- **About this exercise**
Without changing a word, repeat the data, and include no pictures.

- **Given records**
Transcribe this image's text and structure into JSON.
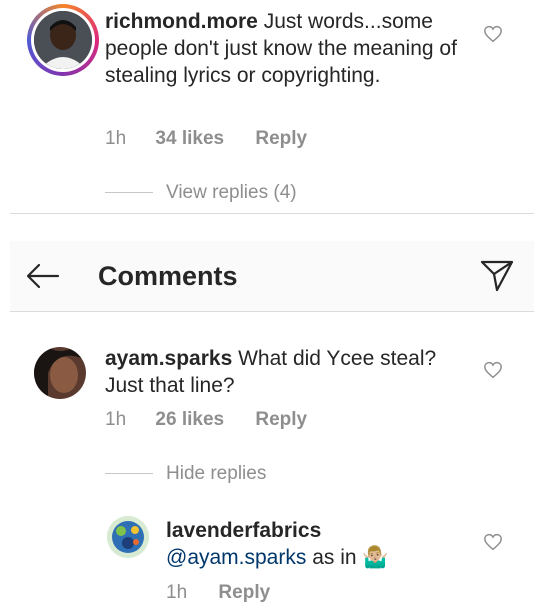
{
  "comments": [
    {
      "username": "richmond.more",
      "text": " Just words...some people don't just know the meaning of stealing lyrics or copyrighting.",
      "time": "1h",
      "likes": "34 likes",
      "reply": "Reply",
      "view_replies": "View replies (4)"
    },
    {
      "username": "ayam.sparks",
      "text": " What did Ycee steal? Just that line?",
      "time": "1h",
      "likes": "26 likes",
      "reply": "Reply",
      "hide_replies": "Hide replies"
    }
  ],
  "reply": {
    "username": "lavenderfabrics",
    "mention": "@ayam.sparks",
    "text": " as in ",
    "emoji": "🤷🏼‍♂️",
    "time": "1h",
    "reply": "Reply"
  },
  "header": {
    "title": "Comments",
    "back_icon": "arrow-left-icon",
    "share_icon": "paper-plane-icon"
  },
  "colors": {
    "text": "#262626",
    "muted": "#8e8e8e",
    "mention": "#00376b",
    "header_bg": "#fafafa"
  }
}
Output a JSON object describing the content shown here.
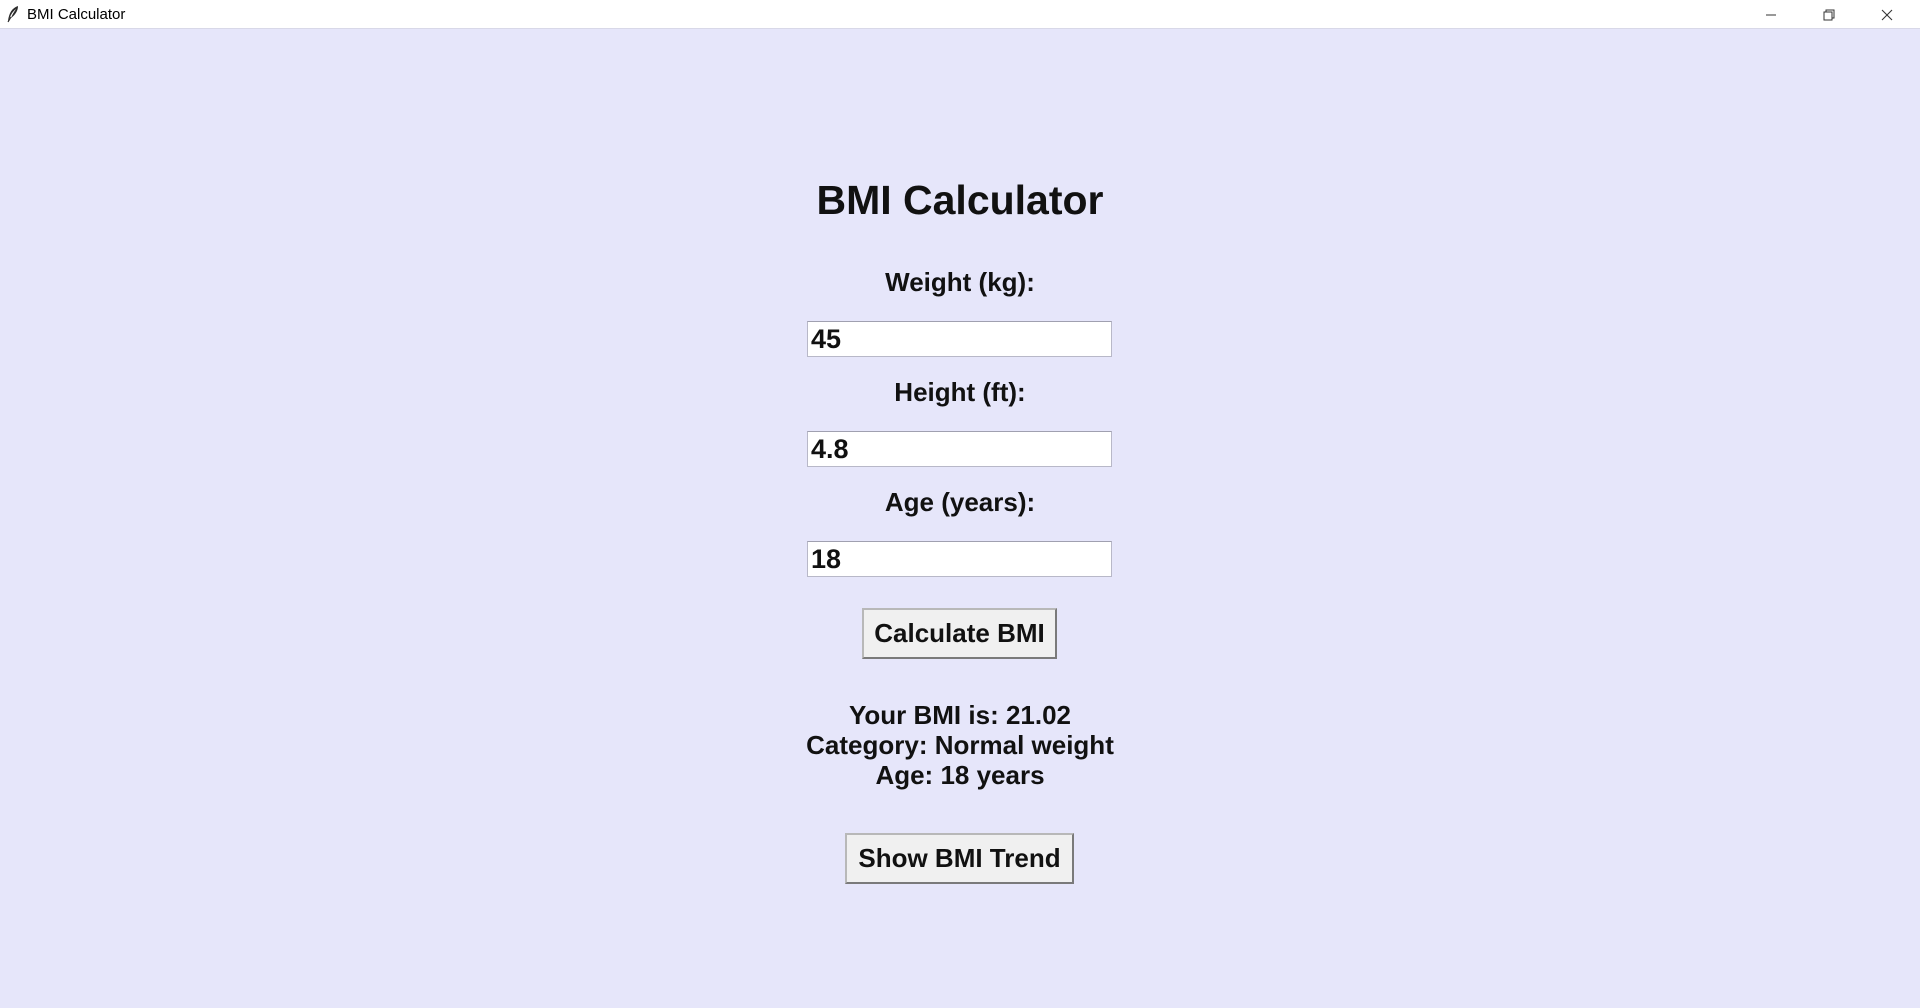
{
  "window": {
    "title": "BMI Calculator",
    "background_color": "#e6e6fa",
    "app_icon": "feather-icon"
  },
  "app": {
    "title": "BMI Calculator",
    "weight": {
      "label": "Weight (kg):",
      "value": "45"
    },
    "height": {
      "label": "Height (ft):",
      "value": "4.8"
    },
    "age": {
      "label": "Age (years):",
      "value": "18"
    },
    "calculate_button": "Calculate BMI",
    "result": {
      "bmi_line": "Your BMI is: 21.02",
      "category_line": "Category: Normal weight",
      "age_line": "Age: 18 years"
    },
    "trend_button": "Show BMI Trend"
  }
}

- **Solution to the exercise**
Transcribe this image's text and structure into JSON.
{
  "comments": [
    {
      "username": "richmond.more",
      "text": " Just words...some people don't just know the meaning of stealing lyrics or copyrighting.",
      "time": "1h",
      "likes": "34 likes",
      "reply": "Reply",
      "view_replies": "View replies (4)"
    },
    {
      "username": "ayam.sparks",
      "text": " What did Ycee steal? Just that line?",
      "time": "1h",
      "likes": "26 likes",
      "reply": "Reply",
      "hide_replies": "Hide replies"
    }
  ],
  "reply": {
    "username": "lavenderfabrics",
    "mention": "@ayam.sparks",
    "text": " as in ",
    "emoji": "🤷🏼‍♂️",
    "time": "1h",
    "reply": "Reply"
  },
  "header": {
    "title": "Comments",
    "back_icon": "arrow-left-icon",
    "share_icon": "paper-plane-icon"
  },
  "colors": {
    "text": "#262626",
    "muted": "#8e8e8e",
    "mention": "#00376b",
    "header_bg": "#fafafa"
  }
}
Output a JSON object describing the content shown here.
{
  "window": {
    "title": "BMI Calculator",
    "background_color": "#e6e6fa",
    "app_icon": "feather-icon"
  },
  "app": {
    "title": "BMI Calculator",
    "weight": {
      "label": "Weight (kg):",
      "value": "45"
    },
    "height": {
      "label": "Height (ft):",
      "value": "4.8"
    },
    "age": {
      "label": "Age (years):",
      "value": "18"
    },
    "calculate_button": "Calculate BMI",
    "result": {
      "bmi_line": "Your BMI is: 21.02",
      "category_line": "Category: Normal weight",
      "age_line": "Age: 18 years"
    },
    "trend_button": "Show BMI Trend"
  }
}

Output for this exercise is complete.